EXERCISE AIM: In the records below, find each line that holds "char" and return it.
——————————
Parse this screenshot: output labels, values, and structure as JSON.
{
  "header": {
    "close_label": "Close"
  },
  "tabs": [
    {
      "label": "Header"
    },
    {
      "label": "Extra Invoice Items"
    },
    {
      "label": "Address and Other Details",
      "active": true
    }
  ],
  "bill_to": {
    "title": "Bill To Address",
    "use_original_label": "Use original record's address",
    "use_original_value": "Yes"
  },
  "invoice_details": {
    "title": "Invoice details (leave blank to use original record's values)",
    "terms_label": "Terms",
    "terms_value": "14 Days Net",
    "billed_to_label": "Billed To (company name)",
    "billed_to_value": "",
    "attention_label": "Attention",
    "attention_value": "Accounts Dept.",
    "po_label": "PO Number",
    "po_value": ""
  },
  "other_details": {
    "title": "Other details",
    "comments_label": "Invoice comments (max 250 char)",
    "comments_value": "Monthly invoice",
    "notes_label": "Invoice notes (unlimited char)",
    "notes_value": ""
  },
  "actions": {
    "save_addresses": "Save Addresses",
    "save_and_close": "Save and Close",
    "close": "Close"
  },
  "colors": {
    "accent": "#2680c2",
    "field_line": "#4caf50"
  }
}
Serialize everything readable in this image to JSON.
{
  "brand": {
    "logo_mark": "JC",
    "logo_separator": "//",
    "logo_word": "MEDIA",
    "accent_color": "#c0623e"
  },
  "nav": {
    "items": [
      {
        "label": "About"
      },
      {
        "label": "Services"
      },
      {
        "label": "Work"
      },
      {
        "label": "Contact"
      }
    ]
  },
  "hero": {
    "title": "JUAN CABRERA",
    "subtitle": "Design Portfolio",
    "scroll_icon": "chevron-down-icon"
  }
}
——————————
SOLUTION FOR THIS EXERCISE:
    "comments_label": "Invoice comments (max 250 char)",
    "notes_label": "Invoice notes (unlimited char)",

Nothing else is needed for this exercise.